Shultz, S., H.S. Baral, S. Charman, A.A. Cunningham, D. Das, G.R. Ghalsasi, M.S. Goudar, R.E. Green, A. Jones, P. Nighot, D.J. Pain & V. Prakash (2004). Diclofenac poisoning is widespread in declining vulture populations across the Indian Subcontinent. Proceedings of the Royal Society of London. Series B: Biological Sciences 271 (supplement 6): S458â€“S460; http://dx.doi.org/10.1098/rsbl.2004.0223
Subedi, P. (2008). Monitoring of Gyps species vultures in Nawalparasi District, Nepal. Banko Jankari 18(2): 35â€“43.
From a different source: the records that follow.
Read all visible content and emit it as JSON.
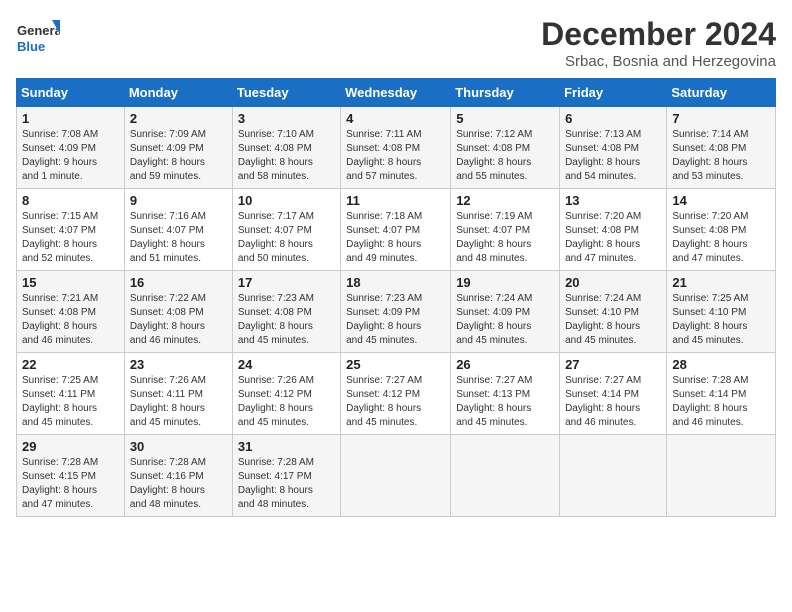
{
  "logo": {
    "line1": "General",
    "line2": "Blue"
  },
  "title": "December 2024",
  "subtitle": "Srbac, Bosnia and Herzegovina",
  "days_header": [
    "Sunday",
    "Monday",
    "Tuesday",
    "Wednesday",
    "Thursday",
    "Friday",
    "Saturday"
  ],
  "weeks": [
    [
      {
        "num": "1",
        "info": "Sunrise: 7:08 AM\nSunset: 4:09 PM\nDaylight: 9 hours\nand 1 minute."
      },
      {
        "num": "2",
        "info": "Sunrise: 7:09 AM\nSunset: 4:09 PM\nDaylight: 8 hours\nand 59 minutes."
      },
      {
        "num": "3",
        "info": "Sunrise: 7:10 AM\nSunset: 4:08 PM\nDaylight: 8 hours\nand 58 minutes."
      },
      {
        "num": "4",
        "info": "Sunrise: 7:11 AM\nSunset: 4:08 PM\nDaylight: 8 hours\nand 57 minutes."
      },
      {
        "num": "5",
        "info": "Sunrise: 7:12 AM\nSunset: 4:08 PM\nDaylight: 8 hours\nand 55 minutes."
      },
      {
        "num": "6",
        "info": "Sunrise: 7:13 AM\nSunset: 4:08 PM\nDaylight: 8 hours\nand 54 minutes."
      },
      {
        "num": "7",
        "info": "Sunrise: 7:14 AM\nSunset: 4:08 PM\nDaylight: 8 hours\nand 53 minutes."
      }
    ],
    [
      {
        "num": "8",
        "info": "Sunrise: 7:15 AM\nSunset: 4:07 PM\nDaylight: 8 hours\nand 52 minutes."
      },
      {
        "num": "9",
        "info": "Sunrise: 7:16 AM\nSunset: 4:07 PM\nDaylight: 8 hours\nand 51 minutes."
      },
      {
        "num": "10",
        "info": "Sunrise: 7:17 AM\nSunset: 4:07 PM\nDaylight: 8 hours\nand 50 minutes."
      },
      {
        "num": "11",
        "info": "Sunrise: 7:18 AM\nSunset: 4:07 PM\nDaylight: 8 hours\nand 49 minutes."
      },
      {
        "num": "12",
        "info": "Sunrise: 7:19 AM\nSunset: 4:07 PM\nDaylight: 8 hours\nand 48 minutes."
      },
      {
        "num": "13",
        "info": "Sunrise: 7:20 AM\nSunset: 4:08 PM\nDaylight: 8 hours\nand 47 minutes."
      },
      {
        "num": "14",
        "info": "Sunrise: 7:20 AM\nSunset: 4:08 PM\nDaylight: 8 hours\nand 47 minutes."
      }
    ],
    [
      {
        "num": "15",
        "info": "Sunrise: 7:21 AM\nSunset: 4:08 PM\nDaylight: 8 hours\nand 46 minutes."
      },
      {
        "num": "16",
        "info": "Sunrise: 7:22 AM\nSunset: 4:08 PM\nDaylight: 8 hours\nand 46 minutes."
      },
      {
        "num": "17",
        "info": "Sunrise: 7:23 AM\nSunset: 4:08 PM\nDaylight: 8 hours\nand 45 minutes."
      },
      {
        "num": "18",
        "info": "Sunrise: 7:23 AM\nSunset: 4:09 PM\nDaylight: 8 hours\nand 45 minutes."
      },
      {
        "num": "19",
        "info": "Sunrise: 7:24 AM\nSunset: 4:09 PM\nDaylight: 8 hours\nand 45 minutes."
      },
      {
        "num": "20",
        "info": "Sunrise: 7:24 AM\nSunset: 4:10 PM\nDaylight: 8 hours\nand 45 minutes."
      },
      {
        "num": "21",
        "info": "Sunrise: 7:25 AM\nSunset: 4:10 PM\nDaylight: 8 hours\nand 45 minutes."
      }
    ],
    [
      {
        "num": "22",
        "info": "Sunrise: 7:25 AM\nSunset: 4:11 PM\nDaylight: 8 hours\nand 45 minutes."
      },
      {
        "num": "23",
        "info": "Sunrise: 7:26 AM\nSunset: 4:11 PM\nDaylight: 8 hours\nand 45 minutes."
      },
      {
        "num": "24",
        "info": "Sunrise: 7:26 AM\nSunset: 4:12 PM\nDaylight: 8 hours\nand 45 minutes."
      },
      {
        "num": "25",
        "info": "Sunrise: 7:27 AM\nSunset: 4:12 PM\nDaylight: 8 hours\nand 45 minutes."
      },
      {
        "num": "26",
        "info": "Sunrise: 7:27 AM\nSunset: 4:13 PM\nDaylight: 8 hours\nand 45 minutes."
      },
      {
        "num": "27",
        "info": "Sunrise: 7:27 AM\nSunset: 4:14 PM\nDaylight: 8 hours\nand 46 minutes."
      },
      {
        "num": "28",
        "info": "Sunrise: 7:28 AM\nSunset: 4:14 PM\nDaylight: 8 hours\nand 46 minutes."
      }
    ],
    [
      {
        "num": "29",
        "info": "Sunrise: 7:28 AM\nSunset: 4:15 PM\nDaylight: 8 hours\nand 47 minutes."
      },
      {
        "num": "30",
        "info": "Sunrise: 7:28 AM\nSunset: 4:16 PM\nDaylight: 8 hours\nand 48 minutes."
      },
      {
        "num": "31",
        "info": "Sunrise: 7:28 AM\nSunset: 4:17 PM\nDaylight: 8 hours\nand 48 minutes."
      },
      null,
      null,
      null,
      null
    ]
  ]
}
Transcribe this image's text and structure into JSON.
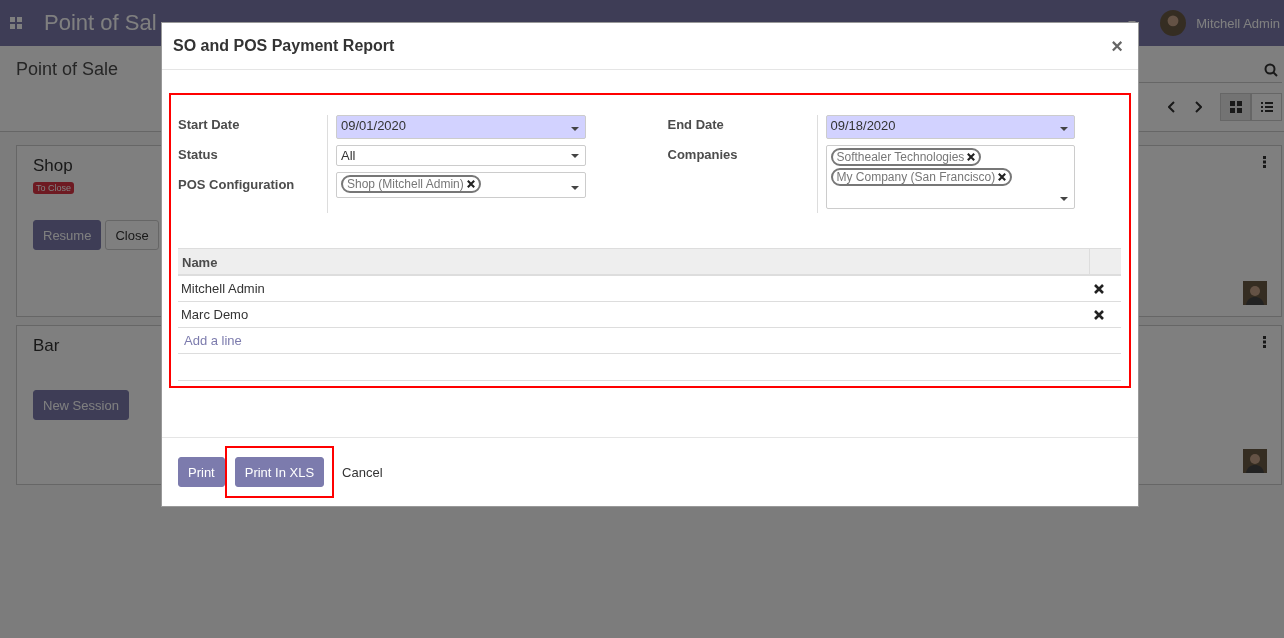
{
  "navbar": {
    "app_title": "Point of Sal",
    "user": "Mitchell Admin"
  },
  "control_panel": {
    "breadcrumb": "Point of Sale",
    "views": [
      {
        "kind": "kanban",
        "selected": true
      },
      {
        "kind": "list",
        "selected": false
      }
    ]
  },
  "cards": [
    {
      "name": "Shop",
      "badge": "To Close",
      "buttons": [
        {
          "label": "Resume",
          "kind": "primary"
        },
        {
          "label": "Close",
          "kind": "secondary"
        }
      ]
    },
    {
      "name": "Bar",
      "buttons": [
        {
          "label": "New Session",
          "kind": "primary"
        }
      ]
    }
  ],
  "dialog": {
    "title": "SO and POS Payment Report",
    "close": "×",
    "form_highlighted": true,
    "left_fields": [
      {
        "label": "Start Date",
        "kind": "date",
        "value": "09/01/2020"
      },
      {
        "label": "Status",
        "kind": "select",
        "value": "All"
      },
      {
        "label": "POS Configuration",
        "kind": "tags",
        "tags": [
          "Shop (Mitchell Admin)"
        ]
      }
    ],
    "right_fields": [
      {
        "label": "End Date",
        "kind": "date",
        "value": "09/18/2020"
      },
      {
        "label": "Companies",
        "kind": "tags",
        "tags": [
          "Softhealer Technologies",
          "My Company (San Francisco)"
        ]
      }
    ],
    "table": {
      "columns": [
        "Name"
      ],
      "rows": [
        {
          "name": "Mitchell Admin"
        },
        {
          "name": "Marc Demo"
        }
      ],
      "add_line": "Add a line"
    },
    "buttons": [
      {
        "label": "Print",
        "kind": "primary",
        "highlighted": false
      },
      {
        "label": "Print In XLS",
        "kind": "primary",
        "highlighted": true
      },
      {
        "label": "Cancel",
        "kind": "link",
        "highlighted": false
      }
    ]
  }
}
Subedi, T.R. & R. DeCandido (2014). Population and breeding success of Red-headed Vulture Sarcogyps calvus and Egyptian Vulture Neophron percnopterus in central west Nepal, Vulture News 67(2): 21â€“32; http://www.iucn-vulturenews.org/Vol67/VN67%20complete.pdf#page=21. Accessed on 20 October 2016.
Swan, G., R. Cuthbert, M. Quevedo, R.E. Green, D.J. Pain, P. Bartels, A.A. Cunningham, N. Duncan, A.A. Meharg, J.L. Oaks, J. Parry-Jones, S. Shultz, M.A. Taggart, G. Verdoorn & K. Wolter (2006). Toxicity of diclofenac to Gyps vultures. Biology Letters 2(2): 279â€“282; http://dx.doi.org/10.1098/rsbl.2005.0425
The Himalayan Times (2014). 11 vultures of rare species found dead in Nawalparasi. The Himalayan Times National Daily Newspaper, Nepal.
http://www.thehimalayantimes.com/fullNews.php?headline=11+ vultures+of+rare+species+found+dead+in+Nawalparasi&NewsID=404758. Accessed on 29 May 2014.
Virani, M.Z., J.B. Giri, R.T. Watson & H.S. Baral (2008). Surveys of Himalayan Vultures (Gyps himalayensis) in the Annapurna Conservation Area, Mustang, Nepal. Journal of Raptor Research 42(3): 197â€“203; http://dx.doi.org/10.3356/JRR-07-35.1